However, the use of these systems also raises challenges. For example, it would be inappropriate for an expert system to incorporate rules that narrow the discretion available to a decision-maker under a piece of legislation. Careful system design is crucial. The perceived saving in costs and other benefits offered by an expert system must not remove discretion from the administrative decision-making process in its desire to make the ‘legislation fit the system’.23
There is no doubt that as governments develop online means for accessing their services, the bias will continue to be on convenience for the providers. The challenge will be to ensure that those who are not computer literate, or who have some form of limiting disability are not further discriminated against.
1 ‘Accountability of Government’ keynote address by Prof John McMillan, AboveBoard Accountability Forum, ANU, Canberra, 12 May 2007
2 Parliamentary and Health Service Ombudsman, Principles of Good Administration,HMSO, London, 2007
3 Internal Review report, recommendation 1
4 Administrative Review Council : Better decisions : Review of Commonwealth Merits Review Tribunals, Report no. 39, 1995 p. 182 [hereafter Better Decisions report] report recommendation 3. This express formulation is found in the Social Security (Administration) Act 1999 at section 141 defining the “objectives” of the Social Security Appeals Tribunal.
5 Administrative Review Council : Internal Review of Agency Decision Making Report no. 44, November 2000. [hereafter Internal Review report]recommendation 2. See also Administrative Review Council : What Decisions should be subject to Merit Review? at Para 2.1
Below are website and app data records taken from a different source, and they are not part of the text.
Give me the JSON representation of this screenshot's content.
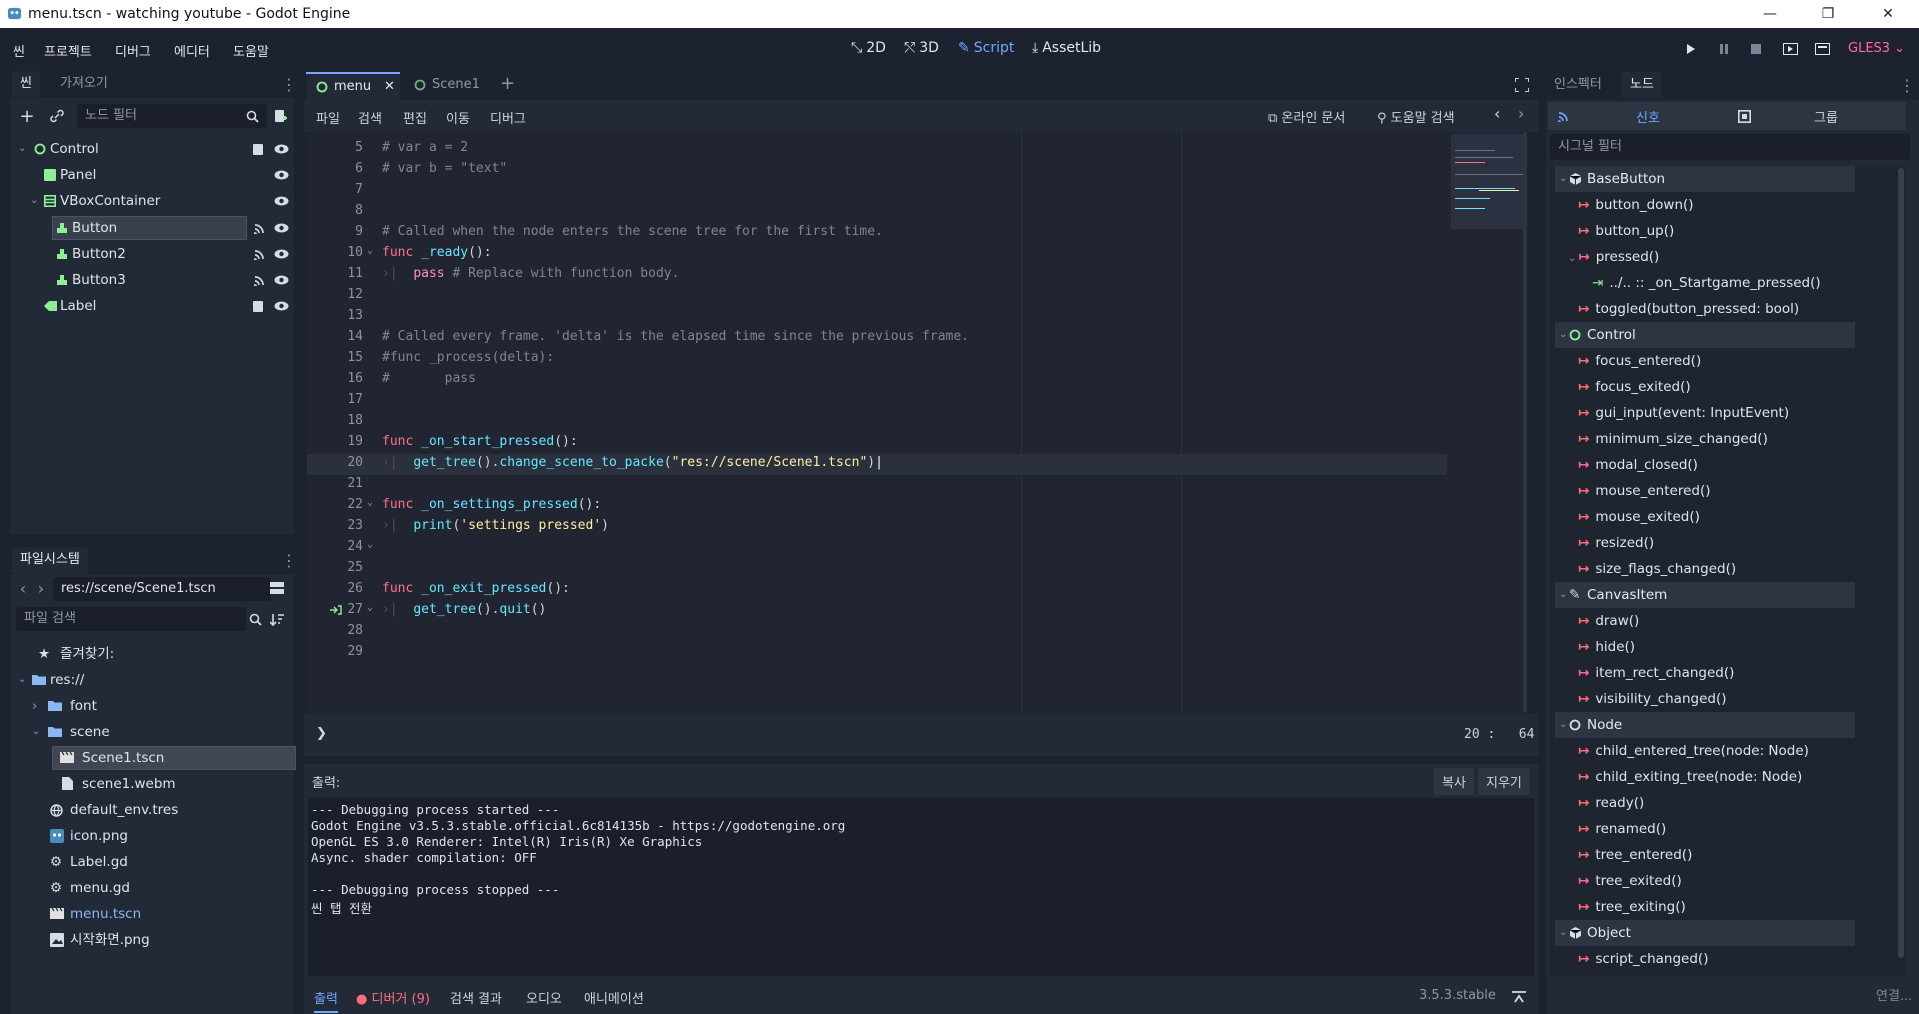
{
  "window": {
    "title": "menu.tscn - watching youtube - Godot Engine",
    "minimize": "—",
    "restore": "❐",
    "close": "✕"
  },
  "menubar": {
    "items": [
      "씬",
      "프로젝트",
      "디버그",
      "에디터",
      "도움말"
    ],
    "modes": {
      "two_d": "2D",
      "three_d": "3D",
      "script": "Script",
      "assetlib": "AssetLib"
    },
    "renderer": "GLES3 ⌄"
  },
  "scene_dock": {
    "tabs": [
      "씬",
      "가져오기"
    ],
    "filter_placeholder": "노드 필터",
    "nodes": [
      {
        "label": "Control",
        "icon": "control-icon",
        "color": "#8eef97"
      },
      {
        "label": "Panel",
        "icon": "panel-icon",
        "color": "#8eef97"
      },
      {
        "label": "VBoxContainer",
        "icon": "vbox-icon",
        "color": "#8eef97"
      },
      {
        "label": "Button",
        "icon": "button-icon",
        "color": "#8eef97"
      },
      {
        "label": "Button2",
        "icon": "button-icon",
        "color": "#8eef97"
      },
      {
        "label": "Button3",
        "icon": "button-icon",
        "color": "#8eef97"
      },
      {
        "label": "Label",
        "icon": "label-icon",
        "color": "#8eef97"
      }
    ]
  },
  "filesystem_dock": {
    "tab": "파일시스템",
    "path": "res://scene/Scene1.tscn",
    "search_placeholder": "파일 검색",
    "favorites": "즐겨찾기:",
    "entries": [
      "res://",
      "font",
      "scene",
      "Scene1.tscn",
      "scene1.webm",
      "default_env.tres",
      "icon.png",
      "Label.gd",
      "menu.gd",
      "menu.tscn",
      "시작화면.png"
    ]
  },
  "editor_tabs": [
    {
      "label": "menu",
      "close": "✕"
    },
    {
      "label": "Scene1"
    }
  ],
  "add_tab": "+",
  "script_menu": {
    "items": [
      "파일",
      "검색",
      "편집",
      "이동",
      "디버그"
    ],
    "online_docs": "온라인 문서",
    "help_search": "도움말 검색"
  },
  "code": {
    "line_numbers": [
      "5",
      "6",
      "7",
      "8",
      "9",
      "10",
      "11",
      "12",
      "13",
      "14",
      "15",
      "16",
      "17",
      "18",
      "19",
      "20",
      "21",
      "22",
      "23",
      "24",
      "25",
      "26",
      "27",
      "28",
      "29"
    ],
    "l5": "# var a = 2",
    "l6": "# var b = \"text\"",
    "l9": "# Called when the node enters the scene tree for the first time.",
    "l10_kw": "func",
    "l10_fn": "_ready",
    "l10_rest": "():",
    "l11_kw": "pass",
    "l11_comment": " # Replace with function body.",
    "l14": "# Called every frame. 'delta' is the elapsed time since the previous frame.",
    "l15": "#func _process(delta):",
    "l16": "#\tpass",
    "l19_kw": "func",
    "l19_fn": "_on_start_pressed",
    "l19_rest": "():",
    "l20_fn1": "get_tree",
    "l20_mid": "().",
    "l20_fn2": "change_scene_to_packe",
    "l20_p1": "(",
    "l20_str": "\"res://scene/Scene1.tscn\"",
    "l20_p2": ")",
    "l22_kw": "func",
    "l22_fn": "_on_settings_pressed",
    "l22_rest": "():",
    "l23_fn": "print",
    "l23_p1": "(",
    "l23_str": "'settings pressed'",
    "l23_p2": ")",
    "l26_kw": "func",
    "l26_fn": "_on_exit_pressed",
    "l26_rest": "():",
    "l27_fn1": "get_tree",
    "l27_mid": "().",
    "l27_fn2": "quit",
    "l27_rest": "()",
    "cursor": "20 :   64",
    "console_prompt": "❯"
  },
  "output": {
    "label": "출력:",
    "copy": "복사",
    "clear": "지우기",
    "lines": [
      "--- Debugging process started ---",
      "Godot Engine v3.5.3.stable.official.6c814135b - https://godotengine.org",
      "OpenGL ES 3.0 Renderer: Intel(R) Iris(R) Xe Graphics",
      "Async. shader compilation: OFF",
      "",
      "--- Debugging process stopped ---",
      "씬 탭 전환"
    ]
  },
  "bottom_tabs": {
    "output": "출력",
    "debugger": "디버거 (9)",
    "search_results": "검색 결과",
    "audio": "오디오",
    "animation": "애니메이션",
    "version": "3.5.3.stable"
  },
  "right_dock": {
    "tabs": [
      "인스펙터",
      "노드"
    ],
    "subtabs": {
      "signals": "신호",
      "groups": "그룹"
    },
    "filter_placeholder": "시그널 필터",
    "connect": "연결...",
    "sections": [
      {
        "name": "BaseButton",
        "signals": [
          "button_down()",
          "button_up()",
          "pressed()",
          "../.. :: _on_Startgame_pressed()",
          "toggled(button_pressed: bool)"
        ]
      },
      {
        "name": "Control",
        "signals": [
          "focus_entered()",
          "focus_exited()",
          "gui_input(event: InputEvent)",
          "minimum_size_changed()",
          "modal_closed()",
          "mouse_entered()",
          "mouse_exited()",
          "resized()",
          "size_flags_changed()"
        ]
      },
      {
        "name": "CanvasItem",
        "signals": [
          "draw()",
          "hide()",
          "item_rect_changed()",
          "visibility_changed()"
        ]
      },
      {
        "name": "Node",
        "signals": [
          "child_entered_tree(node: Node)",
          "child_exiting_tree(node: Node)",
          "ready()",
          "renamed()",
          "tree_entered()",
          "tree_exited()",
          "tree_exiting()"
        ]
      },
      {
        "name": "Object",
        "signals": [
          "script_changed()"
        ]
      }
    ]
  },
  "colors": {
    "accent": "#6fa8ff",
    "node_green": "#8eef97",
    "signal_red": "#ff6b7a",
    "debugger_red": "#ff6b7a"
  }
}
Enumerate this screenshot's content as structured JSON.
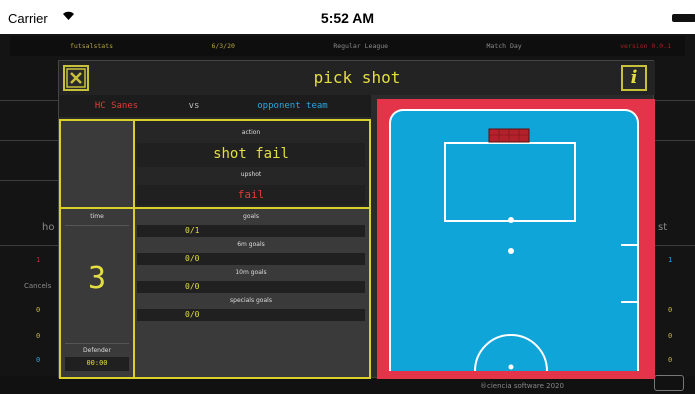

6 Better Decisions report recommendation 70
7 Internal Review report recommendation 9
8 Internal Review report recommendation 4
9 Internal Review report recommendation 7
10 Review of the Social Security Review and Appeals System. A Report to the Minister for Social Security undertaken by Dame Margaret Guilfoyle, August 1997, [hereafter Guilfoyle Report] page 31
11 Guilfoyle Report page 38
12 Better Decisions report recommendations 14 and 15
13 Internal Review report recommendations
14, 15, 16; Better Decisions report recommendation 64 14 Internal Review report recommendation 22 and Better Decisions report recommendation 12 15 Internal Review report recommendation 18 16 Internal Review report recommendation 17
17 Internal Review report recommendation 26; Better Decisions report recommendation 6: Centrelink’s Review and Appeals System undertaken by the Australian National Audit Office, Report no. 35, 2004/5 [hereafter ANAO 35] report recommendation 9
18 Better Decisions report recommendation 52
19 Better Decisions report recommendation 71
20 ANAO 35 report recommendations 1 and 6
21 ANAO 35 report at paragraph 14. See also comment by the Commonwealth Ombudsman in relation to Centrelink review processes : “The Ombudsman is concerned that this review process sometimes leads to 8 customers experiencing appeal fatigue.” Annual Report 2004/5, chapter 4
22 Shergold, Dr Peter, ‘Administrative Law and Public Service’, Australian Institute of Administrative Law Opening Address, 3 July 2003 at: http://www.pmc.gov.au/speeches/shergold/administrative_law_2003-07-03.cfm
23 Op. cit.